Records for processing:
┌──
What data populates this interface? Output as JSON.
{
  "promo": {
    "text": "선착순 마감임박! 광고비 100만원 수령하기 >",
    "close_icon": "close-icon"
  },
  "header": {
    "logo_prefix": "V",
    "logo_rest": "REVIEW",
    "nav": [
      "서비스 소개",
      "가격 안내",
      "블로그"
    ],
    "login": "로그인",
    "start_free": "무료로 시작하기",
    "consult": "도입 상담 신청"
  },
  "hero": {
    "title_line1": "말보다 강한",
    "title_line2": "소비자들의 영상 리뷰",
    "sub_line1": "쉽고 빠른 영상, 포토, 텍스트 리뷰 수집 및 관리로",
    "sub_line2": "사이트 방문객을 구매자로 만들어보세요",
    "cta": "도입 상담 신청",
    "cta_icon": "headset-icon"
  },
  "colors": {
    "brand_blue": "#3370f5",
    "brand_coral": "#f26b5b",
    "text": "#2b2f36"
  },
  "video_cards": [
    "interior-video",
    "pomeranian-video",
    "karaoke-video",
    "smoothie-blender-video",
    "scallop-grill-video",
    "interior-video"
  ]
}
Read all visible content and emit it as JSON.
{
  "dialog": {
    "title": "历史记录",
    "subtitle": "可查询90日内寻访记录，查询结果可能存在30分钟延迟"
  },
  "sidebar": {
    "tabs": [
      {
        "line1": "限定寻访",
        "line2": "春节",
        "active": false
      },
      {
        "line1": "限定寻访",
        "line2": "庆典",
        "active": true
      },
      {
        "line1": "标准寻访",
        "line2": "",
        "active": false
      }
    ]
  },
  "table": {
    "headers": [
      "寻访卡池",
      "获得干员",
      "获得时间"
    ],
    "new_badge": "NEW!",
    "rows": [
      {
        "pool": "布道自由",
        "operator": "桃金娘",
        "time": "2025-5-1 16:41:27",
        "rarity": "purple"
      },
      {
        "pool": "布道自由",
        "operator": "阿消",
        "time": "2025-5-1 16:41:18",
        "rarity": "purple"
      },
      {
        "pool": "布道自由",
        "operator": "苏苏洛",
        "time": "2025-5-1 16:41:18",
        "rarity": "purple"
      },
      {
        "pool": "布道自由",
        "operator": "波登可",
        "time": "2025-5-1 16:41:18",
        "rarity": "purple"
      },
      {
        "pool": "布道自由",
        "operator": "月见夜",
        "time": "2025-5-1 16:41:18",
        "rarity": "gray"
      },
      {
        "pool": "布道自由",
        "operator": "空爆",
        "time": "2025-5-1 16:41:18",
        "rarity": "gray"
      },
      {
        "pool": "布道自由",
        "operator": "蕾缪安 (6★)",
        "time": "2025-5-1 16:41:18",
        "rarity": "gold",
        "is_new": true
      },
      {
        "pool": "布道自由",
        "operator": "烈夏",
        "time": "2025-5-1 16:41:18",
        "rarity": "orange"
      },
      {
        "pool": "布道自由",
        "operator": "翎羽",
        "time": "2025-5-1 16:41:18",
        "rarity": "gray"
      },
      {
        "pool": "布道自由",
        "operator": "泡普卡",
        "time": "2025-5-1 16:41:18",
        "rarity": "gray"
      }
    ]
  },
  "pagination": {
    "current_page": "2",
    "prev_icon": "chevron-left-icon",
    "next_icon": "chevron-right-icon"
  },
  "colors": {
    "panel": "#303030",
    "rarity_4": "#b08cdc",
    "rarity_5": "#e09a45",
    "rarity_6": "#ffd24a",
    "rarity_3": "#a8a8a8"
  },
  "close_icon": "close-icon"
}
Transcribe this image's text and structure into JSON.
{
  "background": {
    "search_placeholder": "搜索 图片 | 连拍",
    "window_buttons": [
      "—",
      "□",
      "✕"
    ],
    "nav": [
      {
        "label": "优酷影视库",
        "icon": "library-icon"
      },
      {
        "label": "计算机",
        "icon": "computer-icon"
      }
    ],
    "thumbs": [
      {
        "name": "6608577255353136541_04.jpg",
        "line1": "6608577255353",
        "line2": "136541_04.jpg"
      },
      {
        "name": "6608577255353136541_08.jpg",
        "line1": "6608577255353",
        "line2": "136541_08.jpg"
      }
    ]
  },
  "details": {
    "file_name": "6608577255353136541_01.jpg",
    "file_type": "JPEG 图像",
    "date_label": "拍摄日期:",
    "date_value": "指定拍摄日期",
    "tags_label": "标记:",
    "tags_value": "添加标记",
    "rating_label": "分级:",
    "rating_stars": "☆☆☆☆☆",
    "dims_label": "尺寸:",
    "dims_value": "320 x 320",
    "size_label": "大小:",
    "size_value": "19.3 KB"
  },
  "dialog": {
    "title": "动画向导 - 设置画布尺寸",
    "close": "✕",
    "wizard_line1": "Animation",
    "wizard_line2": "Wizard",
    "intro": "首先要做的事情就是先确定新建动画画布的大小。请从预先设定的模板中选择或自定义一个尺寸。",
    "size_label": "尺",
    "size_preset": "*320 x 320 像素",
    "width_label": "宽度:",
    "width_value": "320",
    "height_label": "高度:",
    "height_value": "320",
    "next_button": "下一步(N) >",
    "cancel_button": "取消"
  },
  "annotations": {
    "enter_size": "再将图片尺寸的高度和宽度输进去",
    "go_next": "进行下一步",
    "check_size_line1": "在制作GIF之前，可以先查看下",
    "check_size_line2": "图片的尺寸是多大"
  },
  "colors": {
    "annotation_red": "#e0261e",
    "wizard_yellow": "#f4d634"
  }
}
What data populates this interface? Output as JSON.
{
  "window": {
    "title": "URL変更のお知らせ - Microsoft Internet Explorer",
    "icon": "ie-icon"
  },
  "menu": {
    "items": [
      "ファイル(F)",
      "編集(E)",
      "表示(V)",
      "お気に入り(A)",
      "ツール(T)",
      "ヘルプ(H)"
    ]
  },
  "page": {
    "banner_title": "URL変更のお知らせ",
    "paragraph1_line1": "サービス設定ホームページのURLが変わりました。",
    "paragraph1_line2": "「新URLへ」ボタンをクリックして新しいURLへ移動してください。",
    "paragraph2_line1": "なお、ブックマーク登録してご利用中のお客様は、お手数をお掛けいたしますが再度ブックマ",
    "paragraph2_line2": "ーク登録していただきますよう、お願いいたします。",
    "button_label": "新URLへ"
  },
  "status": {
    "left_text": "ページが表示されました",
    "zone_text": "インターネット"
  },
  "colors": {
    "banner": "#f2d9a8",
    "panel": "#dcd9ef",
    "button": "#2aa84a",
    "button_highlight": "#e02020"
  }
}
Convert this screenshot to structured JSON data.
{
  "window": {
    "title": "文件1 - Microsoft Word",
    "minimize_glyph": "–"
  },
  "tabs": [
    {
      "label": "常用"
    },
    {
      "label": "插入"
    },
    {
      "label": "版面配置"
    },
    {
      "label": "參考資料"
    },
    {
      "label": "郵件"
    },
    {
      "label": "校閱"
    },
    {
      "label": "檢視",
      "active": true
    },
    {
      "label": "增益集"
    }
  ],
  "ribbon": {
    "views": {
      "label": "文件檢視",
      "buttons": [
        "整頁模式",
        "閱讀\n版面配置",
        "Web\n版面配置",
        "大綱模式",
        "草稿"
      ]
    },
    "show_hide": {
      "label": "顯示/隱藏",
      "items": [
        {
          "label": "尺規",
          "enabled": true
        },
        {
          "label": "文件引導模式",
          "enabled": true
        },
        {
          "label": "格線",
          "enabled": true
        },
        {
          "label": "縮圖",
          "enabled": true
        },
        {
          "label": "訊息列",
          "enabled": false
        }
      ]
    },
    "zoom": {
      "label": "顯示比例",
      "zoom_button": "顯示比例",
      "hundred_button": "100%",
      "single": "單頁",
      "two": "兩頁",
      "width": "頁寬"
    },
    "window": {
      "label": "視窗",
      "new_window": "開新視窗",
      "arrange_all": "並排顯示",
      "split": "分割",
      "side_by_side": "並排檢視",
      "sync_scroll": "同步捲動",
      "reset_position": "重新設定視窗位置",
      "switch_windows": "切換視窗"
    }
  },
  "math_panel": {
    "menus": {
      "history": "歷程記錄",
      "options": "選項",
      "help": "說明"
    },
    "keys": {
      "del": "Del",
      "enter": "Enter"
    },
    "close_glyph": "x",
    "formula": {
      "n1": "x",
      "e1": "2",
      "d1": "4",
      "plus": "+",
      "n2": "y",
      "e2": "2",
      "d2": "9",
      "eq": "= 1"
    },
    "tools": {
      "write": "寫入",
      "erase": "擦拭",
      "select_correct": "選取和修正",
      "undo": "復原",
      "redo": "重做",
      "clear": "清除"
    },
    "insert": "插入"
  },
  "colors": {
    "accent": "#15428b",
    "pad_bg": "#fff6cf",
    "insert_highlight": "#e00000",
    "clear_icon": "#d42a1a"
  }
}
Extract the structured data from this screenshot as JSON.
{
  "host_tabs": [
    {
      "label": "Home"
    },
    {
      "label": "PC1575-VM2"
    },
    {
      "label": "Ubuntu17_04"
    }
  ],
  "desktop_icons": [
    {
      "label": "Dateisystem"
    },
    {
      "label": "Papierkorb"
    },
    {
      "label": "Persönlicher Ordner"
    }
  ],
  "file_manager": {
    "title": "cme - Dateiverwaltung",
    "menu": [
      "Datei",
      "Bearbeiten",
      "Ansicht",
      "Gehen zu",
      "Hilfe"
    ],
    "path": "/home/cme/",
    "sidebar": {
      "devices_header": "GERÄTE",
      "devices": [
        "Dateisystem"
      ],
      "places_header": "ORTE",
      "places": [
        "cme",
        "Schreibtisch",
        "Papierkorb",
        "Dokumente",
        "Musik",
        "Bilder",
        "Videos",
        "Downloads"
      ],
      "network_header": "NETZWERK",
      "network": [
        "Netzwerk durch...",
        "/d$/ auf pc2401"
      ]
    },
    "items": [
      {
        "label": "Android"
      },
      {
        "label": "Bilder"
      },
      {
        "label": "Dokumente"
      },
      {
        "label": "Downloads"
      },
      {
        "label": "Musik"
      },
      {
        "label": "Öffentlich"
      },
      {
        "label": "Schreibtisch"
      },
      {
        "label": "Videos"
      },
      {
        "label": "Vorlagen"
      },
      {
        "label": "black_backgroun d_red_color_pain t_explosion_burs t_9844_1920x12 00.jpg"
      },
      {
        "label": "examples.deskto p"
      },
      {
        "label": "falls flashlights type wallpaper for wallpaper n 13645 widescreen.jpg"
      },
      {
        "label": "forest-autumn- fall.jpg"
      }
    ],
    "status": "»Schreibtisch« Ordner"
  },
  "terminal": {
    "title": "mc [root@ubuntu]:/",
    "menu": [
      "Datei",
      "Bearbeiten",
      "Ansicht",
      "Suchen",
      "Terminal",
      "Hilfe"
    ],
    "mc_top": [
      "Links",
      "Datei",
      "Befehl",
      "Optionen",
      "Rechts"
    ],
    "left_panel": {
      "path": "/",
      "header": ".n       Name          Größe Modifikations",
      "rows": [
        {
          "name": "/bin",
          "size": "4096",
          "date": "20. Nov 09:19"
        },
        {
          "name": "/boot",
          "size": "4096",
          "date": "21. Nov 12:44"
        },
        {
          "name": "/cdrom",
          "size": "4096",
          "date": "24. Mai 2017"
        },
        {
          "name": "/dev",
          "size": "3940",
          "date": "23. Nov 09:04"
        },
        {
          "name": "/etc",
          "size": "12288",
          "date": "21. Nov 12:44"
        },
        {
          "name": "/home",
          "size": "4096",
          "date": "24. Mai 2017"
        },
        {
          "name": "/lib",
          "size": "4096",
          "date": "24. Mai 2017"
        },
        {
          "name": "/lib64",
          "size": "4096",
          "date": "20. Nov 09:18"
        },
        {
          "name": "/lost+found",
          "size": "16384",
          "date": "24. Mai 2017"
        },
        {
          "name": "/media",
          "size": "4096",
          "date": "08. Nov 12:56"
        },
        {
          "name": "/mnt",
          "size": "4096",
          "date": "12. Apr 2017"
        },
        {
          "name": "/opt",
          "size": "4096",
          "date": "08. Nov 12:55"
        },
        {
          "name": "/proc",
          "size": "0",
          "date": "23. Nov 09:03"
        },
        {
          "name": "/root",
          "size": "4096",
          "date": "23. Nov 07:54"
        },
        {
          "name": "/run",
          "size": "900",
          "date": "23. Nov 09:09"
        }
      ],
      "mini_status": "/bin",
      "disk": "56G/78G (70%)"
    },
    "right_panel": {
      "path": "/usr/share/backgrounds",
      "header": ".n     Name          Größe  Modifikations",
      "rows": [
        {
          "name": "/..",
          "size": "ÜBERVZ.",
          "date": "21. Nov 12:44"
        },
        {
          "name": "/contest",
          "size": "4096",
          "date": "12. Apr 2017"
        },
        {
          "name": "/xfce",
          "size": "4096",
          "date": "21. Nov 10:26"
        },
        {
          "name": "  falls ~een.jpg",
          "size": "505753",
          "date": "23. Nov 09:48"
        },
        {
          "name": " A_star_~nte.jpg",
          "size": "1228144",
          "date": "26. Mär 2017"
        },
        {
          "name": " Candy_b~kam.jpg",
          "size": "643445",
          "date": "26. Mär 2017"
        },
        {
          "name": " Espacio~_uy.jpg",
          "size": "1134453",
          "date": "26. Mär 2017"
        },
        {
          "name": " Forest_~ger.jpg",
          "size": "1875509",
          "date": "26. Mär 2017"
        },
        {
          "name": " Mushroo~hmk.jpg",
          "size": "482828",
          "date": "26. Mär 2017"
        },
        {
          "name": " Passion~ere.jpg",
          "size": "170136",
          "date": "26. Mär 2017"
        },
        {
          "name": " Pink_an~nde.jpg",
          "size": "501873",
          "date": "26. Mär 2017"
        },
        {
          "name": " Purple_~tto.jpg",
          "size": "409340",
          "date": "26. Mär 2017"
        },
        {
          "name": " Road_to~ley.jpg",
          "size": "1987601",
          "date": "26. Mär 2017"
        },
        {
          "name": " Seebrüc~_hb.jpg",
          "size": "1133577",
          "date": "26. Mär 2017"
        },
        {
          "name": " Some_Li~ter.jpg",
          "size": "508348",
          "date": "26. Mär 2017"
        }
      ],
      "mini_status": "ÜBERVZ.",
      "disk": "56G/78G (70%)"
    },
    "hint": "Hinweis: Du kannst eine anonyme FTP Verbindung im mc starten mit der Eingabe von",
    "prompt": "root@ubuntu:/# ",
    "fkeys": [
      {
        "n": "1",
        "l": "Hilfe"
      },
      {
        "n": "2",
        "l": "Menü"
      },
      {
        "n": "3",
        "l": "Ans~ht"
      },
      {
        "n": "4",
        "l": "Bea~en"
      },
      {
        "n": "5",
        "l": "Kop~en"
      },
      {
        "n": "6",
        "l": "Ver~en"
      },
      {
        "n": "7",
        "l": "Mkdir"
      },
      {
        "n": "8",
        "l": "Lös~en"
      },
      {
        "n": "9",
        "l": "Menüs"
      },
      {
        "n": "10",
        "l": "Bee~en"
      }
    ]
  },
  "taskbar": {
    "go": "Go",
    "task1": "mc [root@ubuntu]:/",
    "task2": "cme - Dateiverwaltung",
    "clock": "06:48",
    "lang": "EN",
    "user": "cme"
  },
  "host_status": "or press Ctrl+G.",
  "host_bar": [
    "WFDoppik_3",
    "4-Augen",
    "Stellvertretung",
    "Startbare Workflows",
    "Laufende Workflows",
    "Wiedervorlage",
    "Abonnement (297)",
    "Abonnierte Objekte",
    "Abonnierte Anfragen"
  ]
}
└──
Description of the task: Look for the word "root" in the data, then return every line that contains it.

Solution to the exercise:
    "title": "mc [root@ubuntu]:/",
          "name": "/root",
    "prompt": "root@ubuntu:/# ",
    "task1": "mc [root@ubuntu]:/",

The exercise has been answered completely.